The mob can never rebel unless it is conservative, at least enough to have conserved some reasons for rebelling. It is the most awful thought in all our anarchy, that most of the ancient blows struck for freedom would not be struck at all to-day, because of the obscuration of the clean, popular customs from which they came. The insult that brought down the hammer of Wat Tyler might now be called a medical examination. That which Virginius loathed and avenged as foul slavery might now be praised as free love. The cruel taunt of Foulon, “Let them eat grass,” might now be represented as the dying cry of an idealistic vegetarian. Those great scissors of science that would snip off the curls of the poor little school children are ceaselessly snapping closer and closer to cut off all the corners and fringes of the arts and honors of the poor. Soon they will be twisting necks to suit clean collars, and hacking feet to fit new boots.

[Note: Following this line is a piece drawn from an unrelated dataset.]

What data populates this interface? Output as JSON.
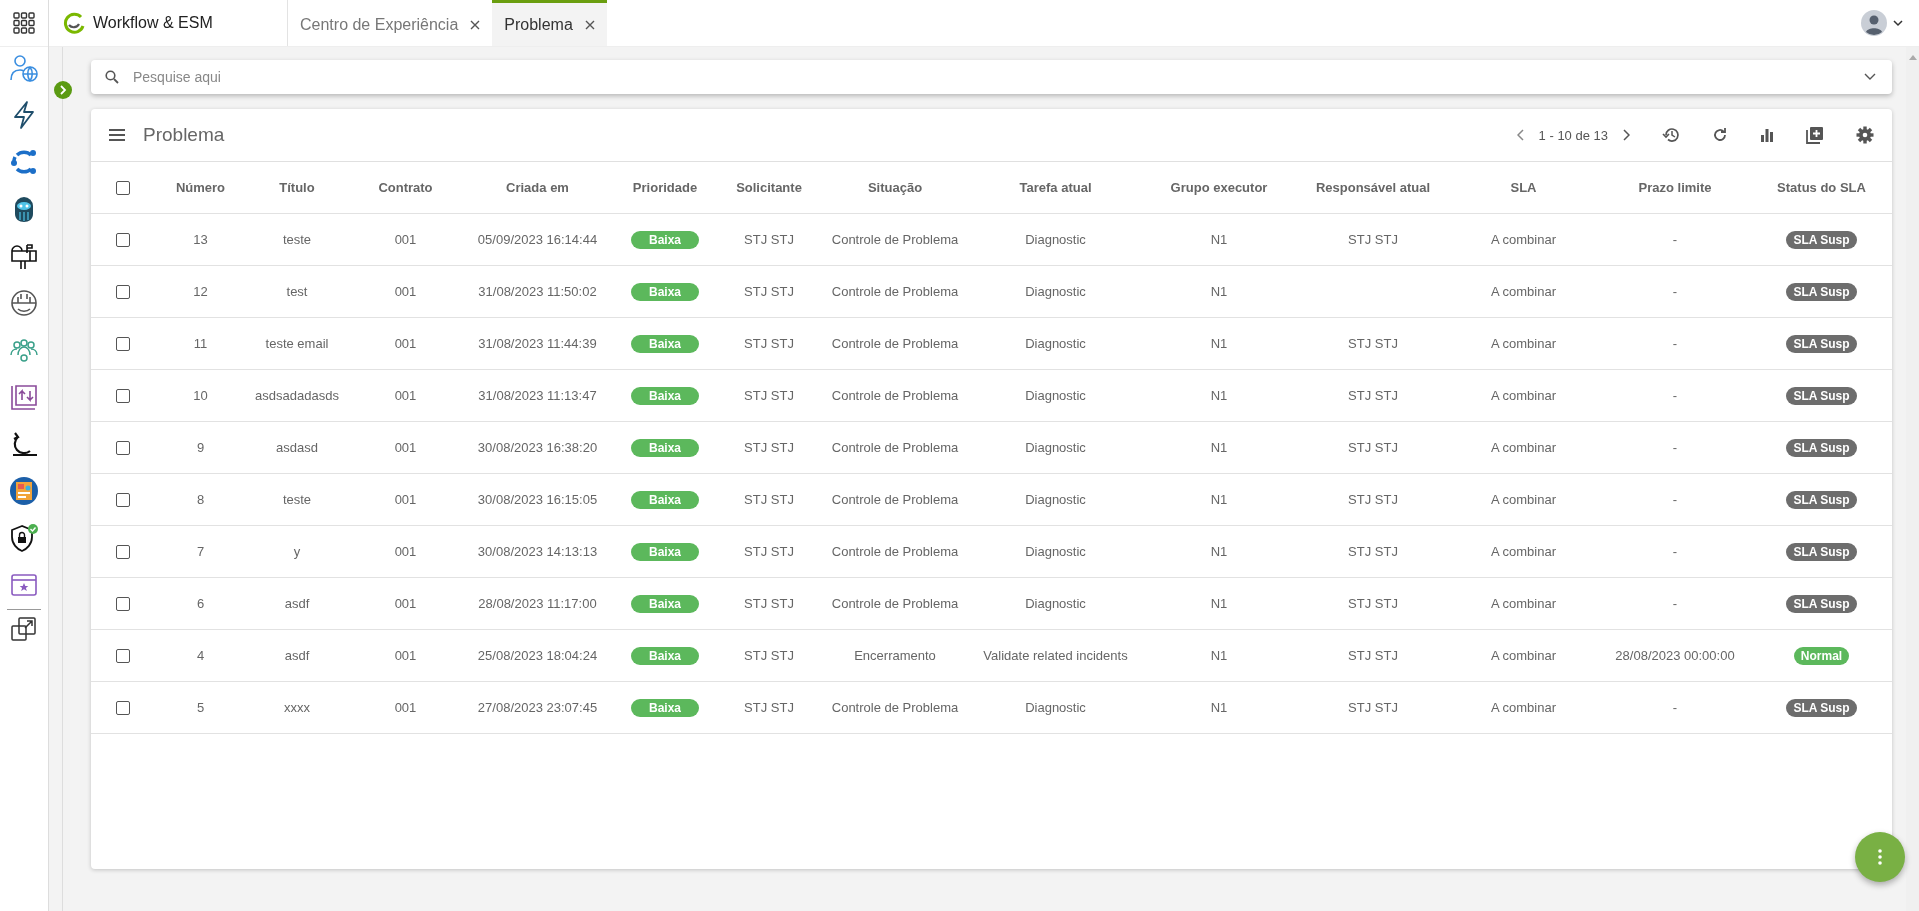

It never seems to strike them that the body is more than raiment; that the Sabbath was made for man; that all institutions shall be judged and damned by whether they have fitted the normal flesh and spirit. It is the test of political sanity to keep your head. It is the test of artistic sanity to keep your hair on.


Now the whole parable and purpose of these last pages, and indeed of all these pages, is this: to assert that we must instantly begin all over again, and begin at the other end. I begin with a little girl’s hair. That I know is a good thing at any rate. Whatever else is evil, the pride of a good mother in the beauty of her daughter is good. It is one of those adamantine tendernesses which are the touchstones of every age and race. If other things are against it, other things must go down. If landlords and laws and sciences are against it, landlords and laws and sciences must go down. With the red hair of one she-urchin in the gutter I will set fire to all modern civilization. Because a girl should have long hair, she should have clean hair; because she should have clean hair, she should not have an unclean home: because she should not have an unclean home, she should have a free and leisured mother; because she should have a free mother, she should not have an usurious landlord; because there should not be an usurious landlord, there should be a redistribution of property; because there should be a redistribution of property, there shall be a revolution. That little urchin with the gold-red hair, whom I have just watched toddling past my house, she shall not be lopped and lamed and altered; her hair shall not be cut short like a convict’s; no, all the kingdoms of the earth shall be hacked about and mutilated to suit her. She is the human and sacred image; all around her the social fabric shall sway and split and fall; the pillars of society shall be shaken, and the roofs of ages come rushing down, and not one hair of her head shall be harmed.

Top Ten Books Read in 2011, #3

Kind and patient readers, I apologize the incompletion of this series. I intended to write three and two on Friday and number one on Saturday and an illness caught up with me.

Number 3 is …

Tremendous Trifles by G.K. Chesterton

It’s not often that I read a collection of essays. Being that this was my first year reading Chesterton (shame, Deacon Kyle, shame!), I figured I’d go with what had been recommended to me. This was recommended to me by one of our fellow writers on the blog (who has been overly busy to write). He told me he reads this over every year. Therefore, I had to read it. The essays were fantastic. Chesterton’s wit shone through but more importantly, it provided me with a necessary outlook change. One can find the good, the true, and the beautiful in the ordinary circumstances of life, whether they be brown paper bags and white chalk, or travels to unknown towns, or taxi ride. Chesterton’s intellect shines forth in his ability to see the underneath of the material happening. Things are much deeper than they seem.